BEGIN

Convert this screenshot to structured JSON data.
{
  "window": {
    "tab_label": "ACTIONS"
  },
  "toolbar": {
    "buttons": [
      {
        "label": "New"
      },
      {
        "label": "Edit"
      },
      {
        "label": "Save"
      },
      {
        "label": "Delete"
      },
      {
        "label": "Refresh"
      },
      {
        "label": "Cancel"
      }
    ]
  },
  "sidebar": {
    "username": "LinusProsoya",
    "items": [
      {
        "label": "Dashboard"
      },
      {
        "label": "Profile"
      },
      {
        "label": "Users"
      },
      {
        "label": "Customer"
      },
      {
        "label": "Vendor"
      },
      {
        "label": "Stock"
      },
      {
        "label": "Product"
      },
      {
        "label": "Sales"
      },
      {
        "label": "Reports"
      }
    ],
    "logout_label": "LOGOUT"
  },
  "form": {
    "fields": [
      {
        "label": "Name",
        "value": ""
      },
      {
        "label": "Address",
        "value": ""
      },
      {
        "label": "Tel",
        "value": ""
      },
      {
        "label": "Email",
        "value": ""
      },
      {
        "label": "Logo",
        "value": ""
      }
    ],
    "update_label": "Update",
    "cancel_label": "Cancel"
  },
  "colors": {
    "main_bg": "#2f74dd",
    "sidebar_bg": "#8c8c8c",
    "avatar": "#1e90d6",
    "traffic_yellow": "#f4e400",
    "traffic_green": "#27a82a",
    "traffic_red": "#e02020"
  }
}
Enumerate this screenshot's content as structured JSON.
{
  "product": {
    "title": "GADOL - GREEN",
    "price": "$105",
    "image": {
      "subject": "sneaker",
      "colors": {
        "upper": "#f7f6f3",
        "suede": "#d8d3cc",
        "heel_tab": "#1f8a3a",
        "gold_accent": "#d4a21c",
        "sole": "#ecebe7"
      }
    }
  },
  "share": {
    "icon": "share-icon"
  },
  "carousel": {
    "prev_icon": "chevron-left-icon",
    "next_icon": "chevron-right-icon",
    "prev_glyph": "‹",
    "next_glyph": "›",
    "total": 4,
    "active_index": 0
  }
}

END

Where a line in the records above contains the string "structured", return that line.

Convert this screenshot to structured JSON data.
Enumerate this screenshot's content as structured JSON.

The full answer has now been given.